Valentino’s father, Martí, comes up to the roof for the evening air. He fought at the Bay of Pigs. Martí is hungry. He throws up his hands and declares that Communism failed because, although there is plenty of rum, there isn’t any food. Too much drinking and no eating makes for bad digestion. Communism has given the old revolutionary an ulcer. I say, these day Playa de Girón is full of very fat tourists boozing on winter holidays. You know, volleyball on the beach, jazzercise in the surf. Martí laughs and replies that he wishes it had always been like that.
We pour another round, watching the sun going down behind the city. Across the channel, the citadel blooms against the sunset.
The hours have a fluid way of slipping into the Cuban twilight. There are no streetlights to hold back the darkness. Midnight approaches and people are still sweating in the heat. The streets are full of the voices of city folks walking by starlight. The rank, powdery smell of old dog shit, ground underfoot, rises from the pavement. On the crumbling curbs, invisible people sit and trade gossip, their cigarettes flaring like fireflies. Somewhere around the corner, young men laugh. Incorruptible policemen stroll the length of the night, but there is nothing to guard, no one to guard against.
It’s late. I’m leaving for the States in the morning. I tell my friends that in Cambodia the motorbike taxi boys like to wave to Angkor Wat tourists like myself, shouting cheerily, See you in the next life.
Valentino tries to explain this to his father, who shakes his head morosely and say, There is no next life. There is only this life, and there’s heaven.
Valentino asks me, Do Americans think that we go to different heavens?
You mean Americans to American heaven, Cubans to Cuban heaven?
Yes, like different countries.
Probably, I shrug, American preachers don’t say differently.
He declares, I don’t think heaven has borders.
I think you are right, I agree magnanimously.
Valentino is laughing, I’m laughing. We’re punching each other in the shoulders. Then he has an arm around my neck, talking into my ears, asking me for a loan in this life, repayable in the next. Valentino has been after me for capital to kick-start one of his little business schemes. Something about buying bacon from one friend to trade for cigars from another friend, to be bartered to tourists for handsome profits. It’s hopeless, I’ve told him, everyone and his grandpa are already doing it. I get a dozen cigar offers daily. Still, I’ve been feeling like a stingy bastard for not forking it over, but I’ve done my share of Third World travel and know the pitfalls of unequal friendship.
Valentino insists he’s doing this so I won’t feel guilty when we see each other in heaven, guilty because I let him be so poor when I was so rich.

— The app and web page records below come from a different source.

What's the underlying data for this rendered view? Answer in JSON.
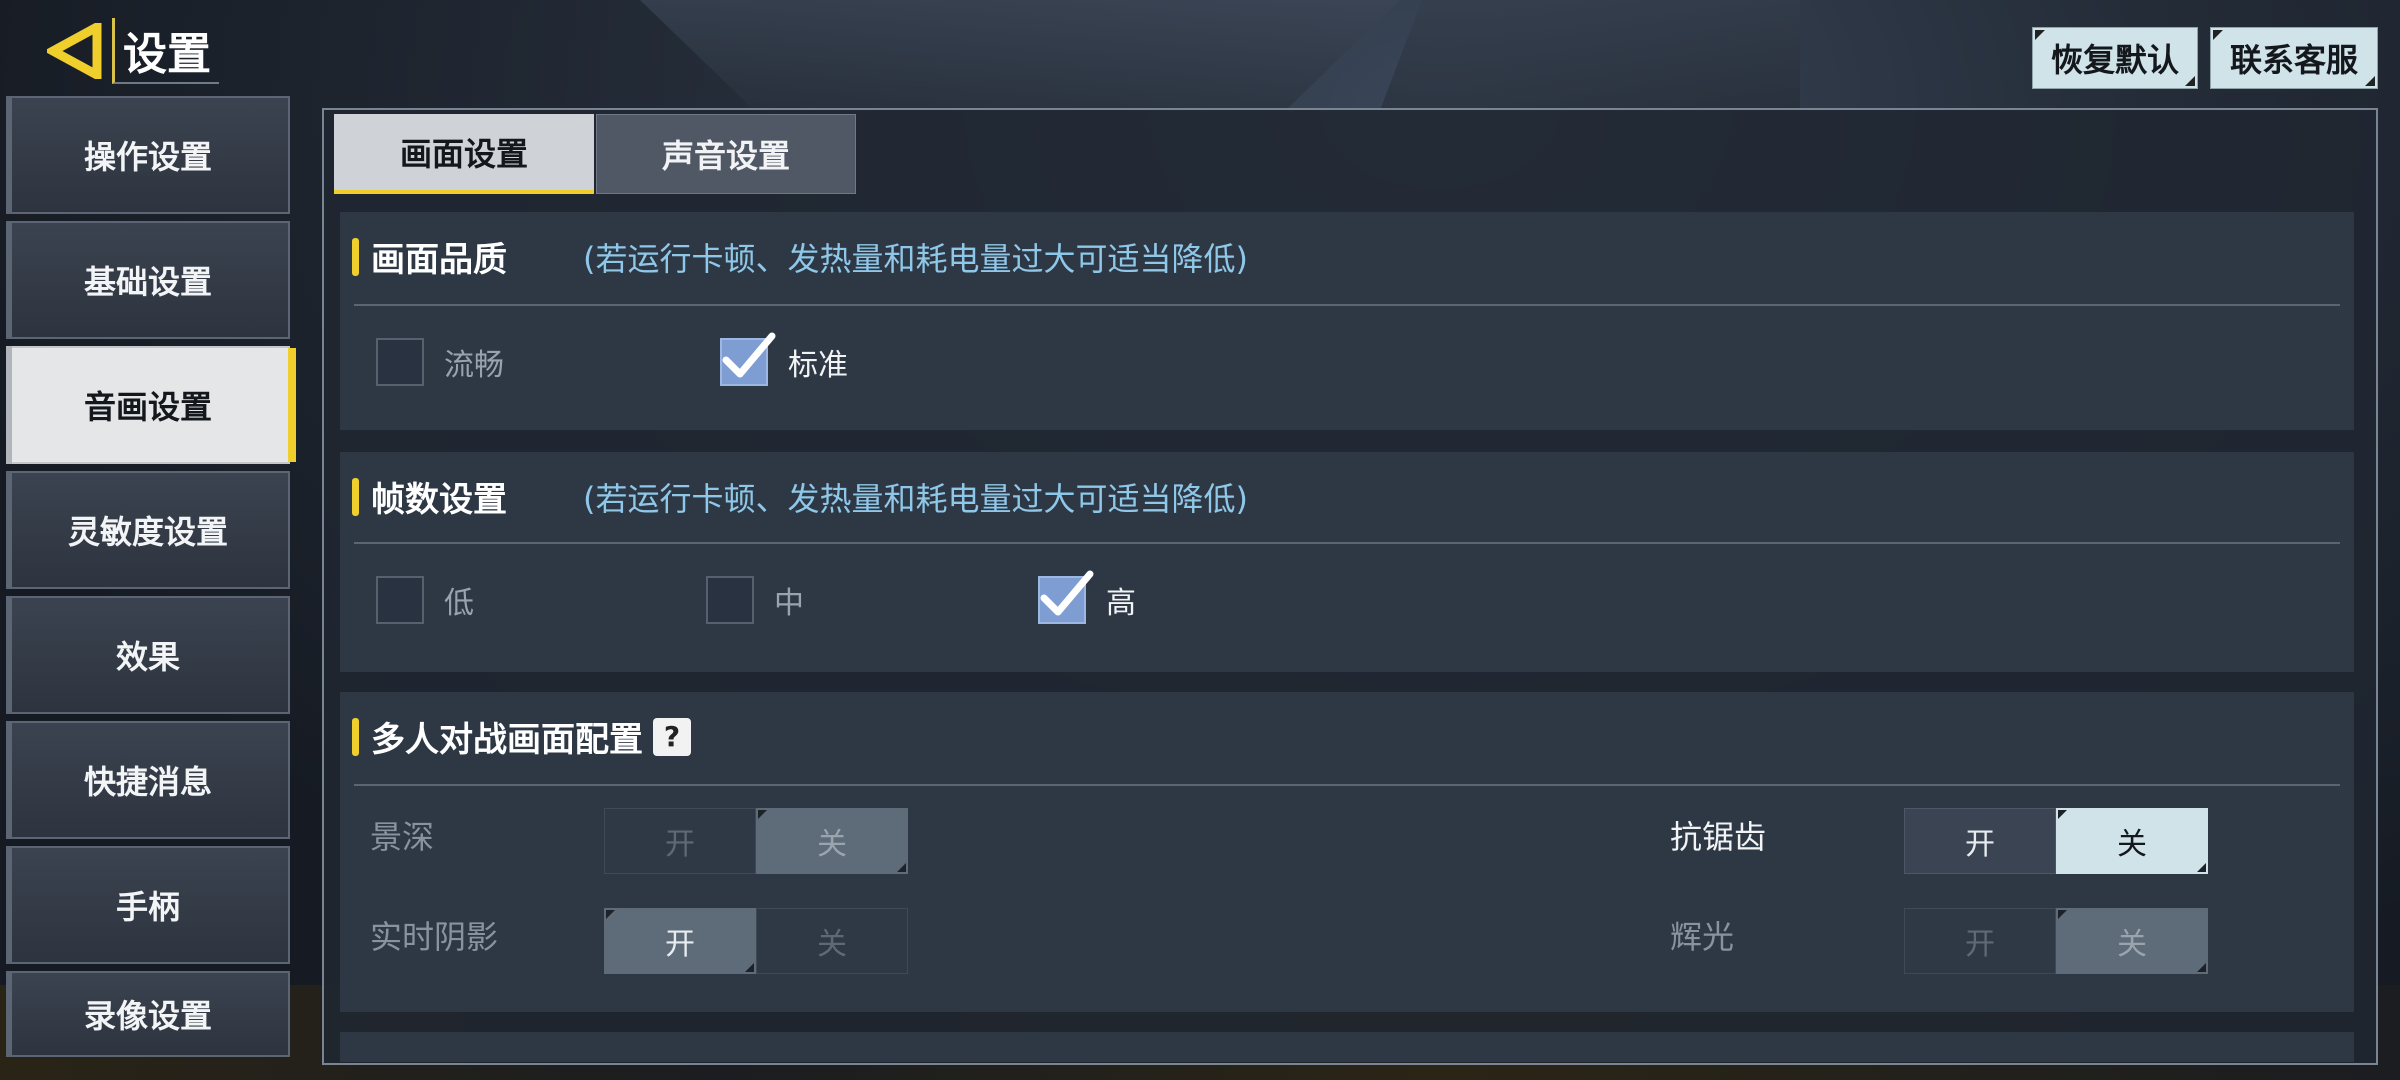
{
  "header": {
    "title": "设置",
    "restore_default": "恢复默认",
    "contact_support": "联系客服"
  },
  "sidebar": {
    "items": [
      {
        "label": "操作设置"
      },
      {
        "label": "基础设置"
      },
      {
        "label": "音画设置"
      },
      {
        "label": "灵敏度设置"
      },
      {
        "label": "效果"
      },
      {
        "label": "快捷消息"
      },
      {
        "label": "手柄"
      },
      {
        "label": "录像设置"
      }
    ],
    "active_index": 2
  },
  "tabs": [
    {
      "label": "画面设置"
    },
    {
      "label": "声音设置"
    }
  ],
  "quality": {
    "title": "画面品质",
    "hint": "(若运行卡顿、发热量和耗电量过大可适当降低)",
    "options": [
      {
        "label": "流畅",
        "checked": false
      },
      {
        "label": "标准",
        "checked": true
      }
    ]
  },
  "framerate": {
    "title": "帧数设置",
    "hint": "(若运行卡顿、发热量和耗电量过大可适当降低)",
    "options": [
      {
        "label": "低",
        "checked": false
      },
      {
        "label": "中",
        "checked": false
      },
      {
        "label": "高",
        "checked": true
      }
    ]
  },
  "multiplayer": {
    "title": "多人对战画面配置",
    "help": "?",
    "settings": {
      "depth_of_field": {
        "label": "景深",
        "on": "开",
        "off": "关",
        "value": "关"
      },
      "anti_aliasing": {
        "label": "抗锯齿",
        "on": "开",
        "off": "关",
        "value": "关"
      },
      "realtime_shadow": {
        "label": "实时阴影",
        "on": "开",
        "off": "关",
        "value": "开"
      },
      "glow": {
        "label": "辉光",
        "on": "开",
        "off": "关",
        "value": "关"
      }
    }
  },
  "colors": {
    "accent_yellow": "#f0cf2c",
    "hint_blue": "#8fc7e8",
    "checkbox_on": "#7e9ed3",
    "button_light": "#cfe3e8"
  },
  "icons": {
    "back": "back-arrow-icon",
    "check": "checkmark-icon",
    "help": "help-icon"
  }
}
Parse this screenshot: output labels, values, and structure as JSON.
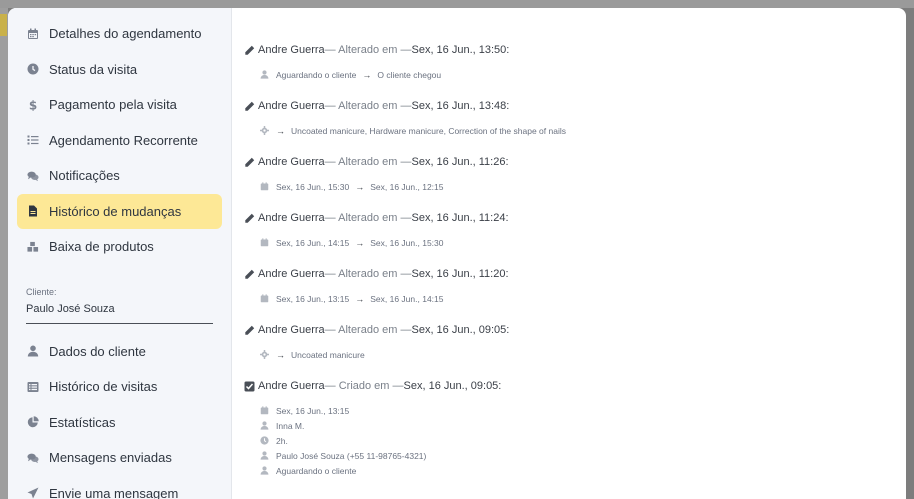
{
  "sidebar": {
    "items": [
      {
        "label": "Detalhes do agendamento",
        "icon": "calendar-icon"
      },
      {
        "label": "Status da visita",
        "icon": "clock-icon"
      },
      {
        "label": "Pagamento pela visita",
        "icon": "dollar-icon"
      },
      {
        "label": "Agendamento Recorrente",
        "icon": "list-icon"
      },
      {
        "label": "Notificações",
        "icon": "comments-icon"
      },
      {
        "label": "Histórico de mudanças",
        "icon": "file-icon",
        "active": true
      },
      {
        "label": "Baixa de produtos",
        "icon": "cubes-icon"
      }
    ],
    "client_label": "Cliente:",
    "client_value": "Paulo  José Souza",
    "items2": [
      {
        "label": "Dados do cliente",
        "icon": "user-icon"
      },
      {
        "label": "Histórico de visitas",
        "icon": "list-alt-icon"
      },
      {
        "label": "Estatísticas",
        "icon": "pie-chart-icon"
      },
      {
        "label": "Mensagens enviadas",
        "icon": "comments-icon"
      },
      {
        "label": "Envie uma mensagem",
        "icon": "send-icon"
      }
    ]
  },
  "history": {
    "entries": [
      {
        "author": "Andre Guerra",
        "action": " — Alterado em — ",
        "date": "Sex, 16 Jun., 13:50:",
        "lines": [
          {
            "icon": "user-icon",
            "from": "Aguardando o cliente",
            "to": "O cliente chegou"
          }
        ]
      },
      {
        "author": "Andre Guerra",
        "action": " — Alterado em — ",
        "date": "Sex, 16 Jun., 13:48:",
        "lines": [
          {
            "icon": "gear-icon",
            "from": "",
            "to": "Uncoated manicure, Hardware manicure, Correction of the shape of nails"
          }
        ]
      },
      {
        "author": "Andre Guerra",
        "action": " — Alterado em — ",
        "date": "Sex, 16 Jun., 11:26:",
        "lines": [
          {
            "icon": "calendar-icon",
            "from": "Sex, 16 Jun., 15:30",
            "to": "Sex, 16 Jun., 12:15"
          }
        ]
      },
      {
        "author": "Andre Guerra",
        "action": " — Alterado em — ",
        "date": "Sex, 16 Jun., 11:24:",
        "lines": [
          {
            "icon": "calendar-icon",
            "from": "Sex, 16 Jun., 14:15",
            "to": "Sex, 16 Jun., 15:30"
          }
        ]
      },
      {
        "author": "Andre Guerra",
        "action": " — Alterado em — ",
        "date": "Sex, 16 Jun., 11:20:",
        "lines": [
          {
            "icon": "calendar-icon",
            "from": "Sex, 16 Jun., 13:15",
            "to": "Sex, 16 Jun., 14:15"
          }
        ]
      },
      {
        "author": "Andre Guerra",
        "action": " — Alterado em — ",
        "date": "Sex, 16 Jun., 09:05:",
        "lines": [
          {
            "icon": "gear-icon",
            "from": "",
            "to": "Uncoated manicure"
          }
        ]
      }
    ],
    "created": {
      "author": "Andre Guerra",
      "action": " — Criado em — ",
      "date": "Sex, 16 Jun., 09:05:",
      "lines": [
        {
          "icon": "calendar-icon",
          "text": "Sex, 16 Jun., 13:15"
        },
        {
          "icon": "user-icon",
          "text": "Inna M."
        },
        {
          "icon": "clock-icon",
          "text": "2h."
        },
        {
          "icon": "user-icon",
          "text": "Paulo José Souza (+55 11-98765-4321)"
        },
        {
          "icon": "user-icon",
          "text": "Aguardando o cliente"
        }
      ]
    },
    "arrow": "→"
  }
}
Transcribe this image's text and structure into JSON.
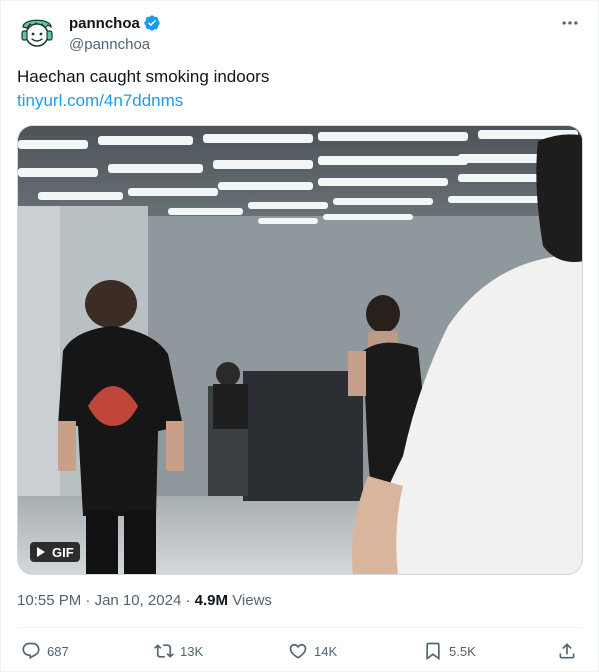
{
  "author": {
    "display_name": "pannchoa",
    "handle": "@pannchoa",
    "verified": true,
    "avatar_icon": "smiling-face-with-headphones-logo",
    "avatar_color": "#5ec7a0"
  },
  "tweet": {
    "text": "Haechan caught smoking indoors",
    "link": "tinyurl.com/4n7ddnms"
  },
  "media": {
    "type": "gif",
    "badge_label": "GIF",
    "badge_icon": "play-icon"
  },
  "meta": {
    "time": "10:55 PM",
    "separator": "·",
    "date": "Jan 10, 2024",
    "views_count": "4.9M",
    "views_label": "Views"
  },
  "actions": {
    "replies": "687",
    "retweets": "13K",
    "likes": "14K",
    "bookmarks": "5.5K"
  },
  "colors": {
    "link": "#1d9bf0",
    "secondary_text": "#536471",
    "verified_badge": "#1d9bf0"
  }
}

I’m stinking drunk and feeling ornery. Valentino, amigo, I say. What makes you think I’ll go to heaven? If I make it there, and you’re still sore about the money, I’ll be American: I’ll just ignore you.
He grins, looks out to sea. It’s a joke, but it’s mean and it’s odious.
Valentino hands me a present, a painting, a stunning off-hued twin of the one I traded my bicycle for. It is his liquid Havana, in taffy colors, splashes of sunsets. I am without words. I have yet to figure out why poor people are always giving gifts.
I surrender much of what remains in my wallet, but not as much as he needed for his doomed venture. I tell Valentino it’s a present from an old American soldier.
Martí is on the edge of his seat, grabbing my knees. He fight Cuba, he fight Playa de Girón?
No, I say, another war. Long story.
Martí, however, needs to know. What war?
I tell him that it doesn’t matter. War is war. Some people kill, some people die, some people get rich.
Martí purses his lips, then relaxes, nodding. Sí, claro.
*This essay was originally published by The American Scholar, 71.2 (2002), 93-96.